  • FILE - In this April 24, 1964, file photo, President Lyndon B. Johnson and his wife leave the home of Tom Fletcher, father of eight, who told Johnson he had been out of work for nearly two years, in Inez, Ky. The President made the trip to eastern Kentucky to see conditions in the Appalachian region for himself. A new study finds that the Appalachian Regional Commission’s $3.8 billion investment over 50 years has helped its counties grow faster than rural areas elsewhere. But the region still lags the rest of the country in some important areas. Researchers analyzed data back to the commission’s creation by Johnson in 1965. The 420-county territory includes pieces of 12 states stretching from New York to Mississippi. (AP Photo/File)

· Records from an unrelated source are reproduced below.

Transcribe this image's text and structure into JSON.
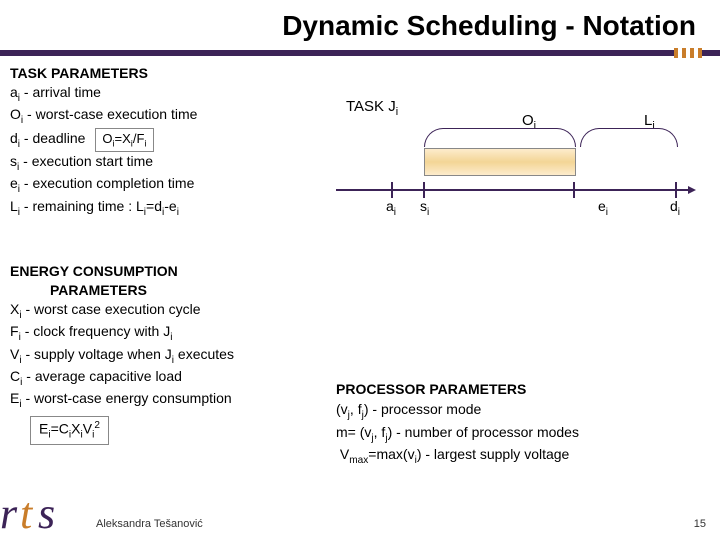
{
  "title": "Dynamic Scheduling - Notation",
  "task": {
    "header": "TASK PARAMETERS",
    "items": [
      {
        "sym": "a",
        "sub": "i",
        "desc": " - arrival time"
      },
      {
        "sym": "O",
        "sub": "i",
        "desc": " - worst-case execution time"
      },
      {
        "sym": "d",
        "sub": "i",
        "desc": " - deadline"
      },
      {
        "sym": "s",
        "sub": "i",
        "desc": " - execution start time"
      },
      {
        "sym": "e",
        "sub": "i",
        "desc": " - execution completion time"
      },
      {
        "sym": "L",
        "sub": "i",
        "desc": " - remaining time : L"
      }
    ],
    "eq_oi": "O",
    "eq_oi_rhs_a": "=X",
    "eq_oi_rhs_b": "/F",
    "li_tail": "=d",
    "li_tail2": "-e"
  },
  "diagram": {
    "task_label_a": "TASK J",
    "task_label_b": "i",
    "oi_a": "O",
    "oi_b": "i",
    "li_a": "L",
    "li_b": "i",
    "marks": {
      "a_a": "a",
      "a_b": "i",
      "s_a": "s",
      "s_b": "i",
      "e_a": "e",
      "e_b": "i",
      "d_a": "d",
      "d_b": "i"
    }
  },
  "energy": {
    "header": "ENERGY CONSUMPTION",
    "header2": "PARAMETERS",
    "items": [
      {
        "sym": "X",
        "sub": "i",
        "desc": " - worst case execution cycle"
      },
      {
        "sym": "F",
        "sub": "i",
        "desc": " - clock frequency with J",
        "tailsub": "i"
      },
      {
        "sym": "V",
        "sub": "i",
        "desc": " - supply voltage when J",
        "tailsub": "i",
        "tail2": " executes"
      },
      {
        "sym": "C",
        "sub": "i",
        "desc": " - average capacitive load"
      },
      {
        "sym": "E",
        "sub": "i",
        "desc": " - worst-case energy consumption"
      }
    ],
    "eq": {
      "a": "E",
      "b": "=C",
      "c": "X",
      "d": "V",
      "sup": "2"
    }
  },
  "proc": {
    "header": "PROCESSOR PARAMETERS",
    "l1a": "(v",
    "l1b": ", f",
    "l1c": ") - processor mode",
    "l2a": "m= (v",
    "l2b": ", f",
    "l2c": ") - number of processor modes",
    "l3a": "V",
    "l3b": "=max(v",
    "l3c": ") - largest supply voltage",
    "sub_j": "j",
    "sub_max": "max",
    "sub_i": "i"
  },
  "footer": {
    "name": "Aleksandra Tešanović",
    "page": "15"
  }
}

    FILE - In this April 24, 1964, file photo, President Lyndon B. Johnson and his wife leave the home of Tom Fletcher, father of eight, who told Johnson he had been out of work for nearly two years, in Inez, Ky. The President made the trip to eastern Kentucky to see conditions in the Appalachian region for himself. A new study finds that the Appalachian Regional Commission’s $3.8 billion investment over 50 years has helped its counties grow faster than rural areas elsewhere. But the region still lags the rest of the country in some important areas. Researchers analyzed data back to the commission’s creation by Johnson in 1965. The 420-county territory includes pieces of 12 states stretching from New York to Mississippi. (AP Photo/File)  (The Associated Press)

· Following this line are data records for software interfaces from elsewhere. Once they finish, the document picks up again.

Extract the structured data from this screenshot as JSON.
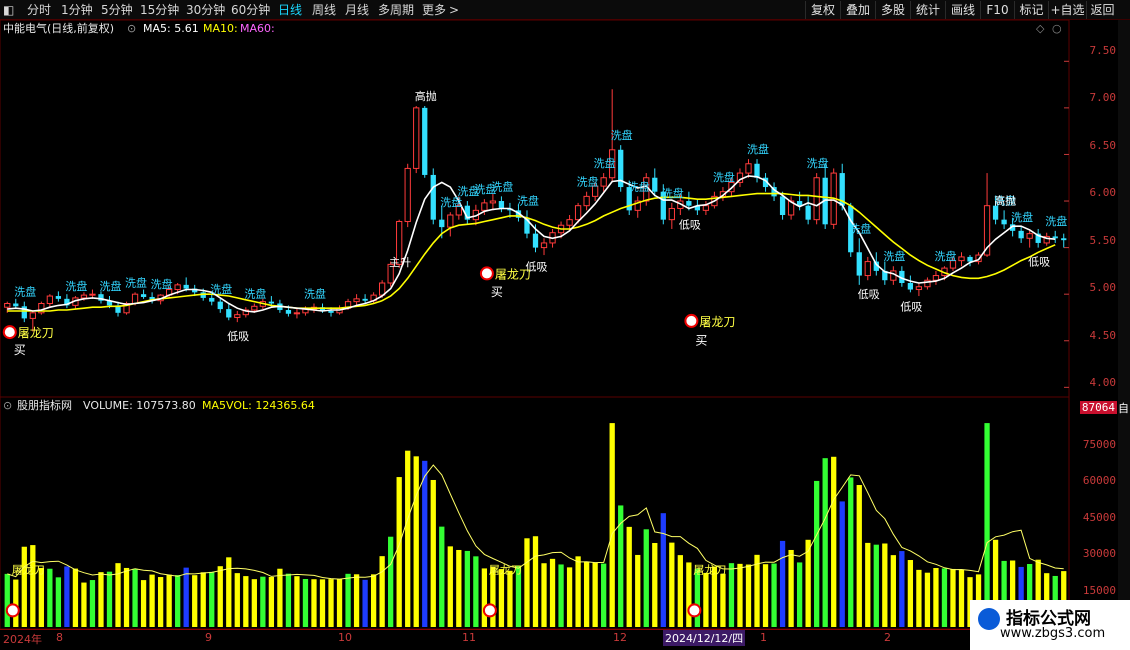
{
  "toolbar": {
    "periods": [
      "分时",
      "1分钟",
      "5分钟",
      "15分钟",
      "30分钟",
      "60分钟",
      "日线",
      "周线",
      "月线",
      "多周期",
      "更多"
    ],
    "active_period": "日线",
    "more_arrow": ">",
    "tools": [
      "复权",
      "叠加",
      "多股",
      "统计",
      "画线",
      "F10",
      "标记",
      "+自选",
      "返回"
    ]
  },
  "main_panel": {
    "stock_title": "中能电气(日线,前复权)",
    "ma_labels": [
      "MA5: 5.61",
      "MA10:",
      "MA60:"
    ],
    "price_axis": [
      "7.50",
      "7.00",
      "6.50",
      "6.00",
      "5.50",
      "5.00",
      "4.50",
      "4.00"
    ],
    "signals": {
      "wash": "洗盘",
      "low_buy": "低吸",
      "high_sell": "高抛",
      "main_rise": "主升",
      "dragon_knife": "屠龙刀",
      "buy": "买"
    }
  },
  "volume_panel": {
    "indicator_title": "股朋指标网",
    "volume_label": "VOLUME: 107573.80",
    "ma5vol_label": "MA5VOL: 124365.64",
    "current_value": "87064",
    "axis": [
      "75000",
      "60000",
      "45000",
      "30000",
      "15000"
    ]
  },
  "date_axis": [
    "2024年",
    "8",
    "9",
    "10",
    "11",
    "12",
    "2024/12/12/四",
    "1",
    "2"
  ],
  "right_strip": "自",
  "watermark": {
    "title": "指标公式网",
    "url": "www.zbgs3.com"
  },
  "colors": {
    "up": "#ff3b3b",
    "down": "#33e0ff",
    "ma_white": "#ffffff",
    "ma_yellow": "#ffff00",
    "axis": "#c93a3a"
  },
  "chart_data": {
    "type": "candlestick",
    "y_range": [
      3.95,
      7.75
    ],
    "candles_ohlc": [
      [
        4.86,
        4.92,
        4.8,
        4.9
      ],
      [
        4.9,
        4.95,
        4.85,
        4.87
      ],
      [
        4.87,
        4.92,
        4.7,
        4.74
      ],
      [
        4.74,
        4.82,
        4.6,
        4.8
      ],
      [
        4.8,
        4.92,
        4.78,
        4.9
      ],
      [
        4.9,
        5.0,
        4.86,
        4.98
      ],
      [
        4.98,
        5.03,
        4.92,
        4.95
      ],
      [
        4.95,
        5.0,
        4.85,
        4.88
      ],
      [
        4.88,
        4.98,
        4.84,
        4.96
      ],
      [
        4.96,
        5.02,
        4.93,
        4.99
      ],
      [
        4.99,
        5.05,
        4.95,
        5.0
      ],
      [
        5.0,
        5.03,
        4.9,
        4.93
      ],
      [
        4.93,
        4.98,
        4.85,
        4.88
      ],
      [
        4.88,
        4.92,
        4.76,
        4.8
      ],
      [
        4.8,
        4.92,
        4.78,
        4.9
      ],
      [
        4.9,
        5.02,
        4.88,
        5.0
      ],
      [
        5.0,
        5.05,
        4.95,
        4.97
      ],
      [
        4.97,
        5.02,
        4.9,
        4.93
      ],
      [
        4.93,
        5.0,
        4.89,
        4.99
      ],
      [
        4.99,
        5.08,
        4.96,
        5.05
      ],
      [
        5.05,
        5.12,
        5.0,
        5.1
      ],
      [
        5.1,
        5.18,
        5.03,
        5.06
      ],
      [
        5.06,
        5.1,
        4.98,
        5.02
      ],
      [
        5.02,
        5.06,
        4.93,
        4.96
      ],
      [
        4.96,
        5.01,
        4.88,
        4.92
      ],
      [
        4.92,
        4.95,
        4.8,
        4.84
      ],
      [
        4.84,
        4.9,
        4.72,
        4.75
      ],
      [
        4.75,
        4.82,
        4.7,
        4.78
      ],
      [
        4.78,
        4.86,
        4.75,
        4.83
      ],
      [
        4.83,
        4.9,
        4.8,
        4.87
      ],
      [
        4.87,
        4.95,
        4.84,
        4.92
      ],
      [
        4.92,
        4.98,
        4.87,
        4.9
      ],
      [
        4.9,
        4.94,
        4.8,
        4.83
      ],
      [
        4.83,
        4.88,
        4.76,
        4.79
      ],
      [
        4.79,
        4.85,
        4.74,
        4.8
      ],
      [
        4.8,
        4.87,
        4.77,
        4.84
      ],
      [
        4.84,
        4.9,
        4.8,
        4.86
      ],
      [
        4.86,
        4.9,
        4.8,
        4.82
      ],
      [
        4.82,
        4.86,
        4.76,
        4.8
      ],
      [
        4.8,
        4.88,
        4.78,
        4.85
      ],
      [
        4.85,
        4.95,
        4.83,
        4.92
      ],
      [
        4.92,
        5.0,
        4.88,
        4.95
      ],
      [
        4.95,
        5.0,
        4.9,
        4.93
      ],
      [
        4.93,
        5.02,
        4.9,
        4.99
      ],
      [
        4.99,
        5.15,
        4.96,
        5.12
      ],
      [
        5.12,
        5.35,
        5.08,
        5.32
      ],
      [
        5.32,
        5.8,
        5.28,
        5.78
      ],
      [
        5.78,
        6.4,
        5.72,
        6.35
      ],
      [
        6.35,
        7.02,
        6.3,
        7.0
      ],
      [
        7.0,
        7.02,
        6.25,
        6.28
      ],
      [
        6.28,
        6.35,
        5.75,
        5.8
      ],
      [
        5.8,
        5.95,
        5.6,
        5.72
      ],
      [
        5.72,
        5.88,
        5.62,
        5.85
      ],
      [
        5.85,
        6.05,
        5.8,
        5.95
      ],
      [
        5.95,
        6.0,
        5.75,
        5.8
      ],
      [
        5.8,
        5.96,
        5.74,
        5.9
      ],
      [
        5.9,
        6.02,
        5.85,
        5.98
      ],
      [
        5.98,
        6.08,
        5.9,
        6.0
      ],
      [
        6.0,
        6.05,
        5.88,
        5.92
      ],
      [
        5.92,
        5.98,
        5.82,
        5.9
      ],
      [
        5.9,
        5.96,
        5.78,
        5.82
      ],
      [
        5.82,
        5.9,
        5.6,
        5.65
      ],
      [
        5.65,
        5.75,
        5.45,
        5.5
      ],
      [
        5.5,
        5.6,
        5.42,
        5.55
      ],
      [
        5.55,
        5.7,
        5.5,
        5.66
      ],
      [
        5.66,
        5.78,
        5.6,
        5.74
      ],
      [
        5.74,
        5.85,
        5.68,
        5.8
      ],
      [
        5.8,
        5.98,
        5.76,
        5.95
      ],
      [
        5.95,
        6.1,
        5.9,
        6.05
      ],
      [
        6.05,
        6.2,
        6.0,
        6.16
      ],
      [
        6.16,
        6.3,
        6.1,
        6.25
      ],
      [
        6.25,
        7.2,
        6.2,
        6.55
      ],
      [
        6.55,
        6.6,
        6.1,
        6.15
      ],
      [
        6.15,
        6.22,
        5.85,
        5.9
      ],
      [
        5.9,
        6.05,
        5.82,
        6.0
      ],
      [
        6.0,
        6.3,
        5.95,
        6.25
      ],
      [
        6.25,
        6.35,
        6.05,
        6.1
      ],
      [
        6.1,
        6.18,
        5.75,
        5.8
      ],
      [
        5.8,
        5.98,
        5.7,
        5.92
      ],
      [
        5.92,
        6.08,
        5.85,
        6.0
      ],
      [
        6.0,
        6.1,
        5.9,
        5.95
      ],
      [
        5.95,
        6.02,
        5.85,
        5.9
      ],
      [
        5.9,
        6.0,
        5.85,
        5.95
      ],
      [
        5.95,
        6.1,
        5.92,
        6.05
      ],
      [
        6.05,
        6.15,
        6.0,
        6.1
      ],
      [
        6.1,
        6.25,
        6.05,
        6.2
      ],
      [
        6.2,
        6.35,
        6.15,
        6.3
      ],
      [
        6.3,
        6.45,
        6.25,
        6.4
      ],
      [
        6.4,
        6.45,
        6.2,
        6.25
      ],
      [
        6.25,
        6.3,
        6.1,
        6.15
      ],
      [
        6.15,
        6.2,
        6.0,
        6.05
      ],
      [
        6.05,
        6.1,
        5.8,
        5.85
      ],
      [
        5.85,
        6.05,
        5.8,
        6.0
      ],
      [
        6.0,
        6.1,
        5.9,
        5.95
      ],
      [
        5.95,
        6.05,
        5.75,
        5.8
      ],
      [
        5.8,
        6.3,
        5.75,
        6.25
      ],
      [
        6.25,
        6.4,
        5.7,
        5.75
      ],
      [
        5.75,
        6.35,
        5.7,
        6.3
      ],
      [
        6.3,
        6.4,
        5.9,
        5.95
      ],
      [
        5.95,
        5.98,
        5.4,
        5.45
      ],
      [
        5.45,
        5.6,
        5.1,
        5.2
      ],
      [
        5.2,
        5.4,
        5.15,
        5.35
      ],
      [
        5.35,
        5.45,
        5.2,
        5.25
      ],
      [
        5.25,
        5.35,
        5.1,
        5.15
      ],
      [
        5.15,
        5.3,
        5.1,
        5.25
      ],
      [
        5.25,
        5.3,
        5.08,
        5.12
      ],
      [
        5.12,
        5.2,
        5.02,
        5.05
      ],
      [
        5.05,
        5.12,
        4.98,
        5.08
      ],
      [
        5.08,
        5.18,
        5.05,
        5.15
      ],
      [
        5.15,
        5.25,
        5.1,
        5.2
      ],
      [
        5.2,
        5.3,
        5.15,
        5.28
      ],
      [
        5.28,
        5.4,
        5.25,
        5.36
      ],
      [
        5.36,
        5.45,
        5.3,
        5.4
      ],
      [
        5.4,
        5.42,
        5.3,
        5.35
      ],
      [
        5.35,
        5.45,
        5.32,
        5.42
      ],
      [
        5.42,
        6.3,
        5.4,
        5.95
      ],
      [
        5.95,
        6.05,
        5.75,
        5.8
      ],
      [
        5.8,
        5.9,
        5.7,
        5.75
      ],
      [
        5.75,
        5.82,
        5.62,
        5.68
      ],
      [
        5.68,
        5.72,
        5.55,
        5.6
      ],
      [
        5.6,
        5.68,
        5.5,
        5.65
      ],
      [
        5.65,
        5.7,
        5.5,
        5.55
      ],
      [
        5.55,
        5.66,
        5.52,
        5.62
      ],
      [
        5.62,
        5.68,
        5.55,
        5.6
      ],
      [
        5.6,
        5.65,
        5.5,
        5.58
      ]
    ],
    "ma5": [
      4.84,
      4.85,
      4.84,
      4.82,
      4.83,
      4.86,
      4.88,
      4.89,
      4.93,
      4.95,
      4.96,
      4.95,
      4.93,
      4.91,
      4.89,
      4.9,
      4.91,
      4.93,
      4.95,
      4.99,
      5.02,
      5.05,
      5.05,
      5.04,
      5.02,
      4.96,
      4.9,
      4.85,
      4.82,
      4.81,
      4.83,
      4.86,
      4.87,
      4.86,
      4.85,
      4.84,
      4.83,
      4.82,
      4.83,
      4.83,
      4.85,
      4.88,
      4.9,
      4.93,
      4.98,
      5.06,
      5.22,
      5.47,
      5.77,
      6.02,
      6.15,
      6.2,
      6.15,
      6.0,
      5.82,
      5.84,
      5.89,
      5.91,
      5.92,
      5.92,
      5.87,
      5.8,
      5.7,
      5.62,
      5.6,
      5.62,
      5.68,
      5.78,
      5.87,
      5.97,
      6.09,
      6.21,
      6.22,
      6.18,
      6.14,
      6.16,
      6.06,
      6.01,
      6.01,
      5.97,
      5.92,
      5.95,
      5.96,
      6.0,
      6.06,
      6.14,
      6.23,
      6.27,
      6.26,
      6.22,
      6.12,
      6.06,
      5.99,
      5.94,
      5.98,
      5.95,
      6.01,
      6.01,
      5.96,
      5.79,
      5.66,
      5.49,
      5.32,
      5.24,
      5.22,
      5.17,
      5.14,
      5.12,
      5.13,
      5.14,
      5.17,
      5.23,
      5.28,
      5.34,
      5.37,
      5.5,
      5.59,
      5.66,
      5.73,
      5.73,
      5.69,
      5.63,
      5.6,
      5.59
    ],
    "ma10": [
      4.82,
      4.82,
      4.82,
      4.82,
      4.82,
      4.82,
      4.83,
      4.83,
      4.84,
      4.85,
      4.86,
      4.86,
      4.87,
      4.87,
      4.88,
      4.9,
      4.92,
      4.94,
      4.95,
      4.96,
      4.97,
      4.98,
      4.99,
      5.0,
      5.0,
      4.99,
      4.98,
      4.96,
      4.94,
      4.92,
      4.9,
      4.88,
      4.87,
      4.86,
      4.85,
      4.85,
      4.85,
      4.85,
      4.85,
      4.85,
      4.86,
      4.87,
      4.88,
      4.9,
      4.93,
      4.98,
      5.06,
      5.17,
      5.3,
      5.43,
      5.55,
      5.65,
      5.71,
      5.74,
      5.75,
      5.76,
      5.78,
      5.8,
      5.82,
      5.84,
      5.84,
      5.82,
      5.79,
      5.75,
      5.72,
      5.7,
      5.7,
      5.72,
      5.75,
      5.79,
      5.84,
      5.88,
      5.92,
      5.95,
      5.98,
      6.01,
      6.03,
      6.04,
      6.04,
      6.04,
      6.03,
      6.02,
      6.02,
      6.03,
      6.04,
      6.05,
      6.06,
      6.07,
      6.08,
      6.08,
      6.08,
      6.08,
      6.07,
      6.06,
      6.06,
      6.05,
      6.04,
      6.03,
      6.0,
      5.95,
      5.88,
      5.8,
      5.72,
      5.64,
      5.56,
      5.49,
      5.42,
      5.36,
      5.31,
      5.27,
      5.23,
      5.2,
      5.18,
      5.17,
      5.17,
      5.19,
      5.22,
      5.26,
      5.31,
      5.36,
      5.4,
      5.45,
      5.49,
      5.53
    ]
  }
}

  • FILE - In this April 25, 2010, file photo, Stan Brock, founder of Remote Area Medical, watches as people file in line for an appointment for a free medical clinic at the Sports Arena in downtown Los Angeles. RAM is the Tennessee-based nonprofit group that provides free clinics in Appalachia and elsewhere. Brock says despite President Barack Obama’s Affordable Care Act and state-level efforts to expand Medicaid, many people still fall through the cracks or can’t find doctors in remote areas.  (AP Photo/Richard Vogel, File)

    FILE - In this April 25, 2010, file photo, Stan Brock, founder of Remote Area Medical, watches as people file in line for an appointment for a free medical clinic at the Sports Arena in downtown Los Angeles. RAM is the Tennessee-based nonprofit group that provides free clinics in Appalachia and elsewhere. Brock says despite President Barack Obama’s Affordable Care Act and state-level efforts to expand Medicaid, many people still fall through the cracks or can’t find doctors in remote areas. (AP Photo/Richard Vogel, File)  (The Associated Press)

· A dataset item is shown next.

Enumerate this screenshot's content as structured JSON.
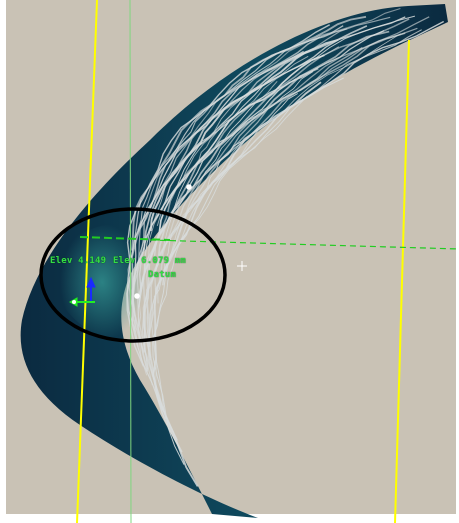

A new study finds that the nearly $4 billion investment over 50 years by the agency created to fight poverty in Appalachia has helped its counties grow faster than rural areas elsewhere. But the region still lags the rest of the country in some important areas.

The study ordered up by the Appalachian Regional Commission cites progress in some areas such as poverty rates. But its authors noted persistent problems such as mortality rates and dependency on government checks.

Some who work with Appalachia's poor say the government needs to do much more to help the region's residents.

Researchers analyzed data going back to the state-federal partnership's creation by President Lyndon Johnson in 1965. The 420-county territory includes pieces of 12 states stretching from New York to Mississippi.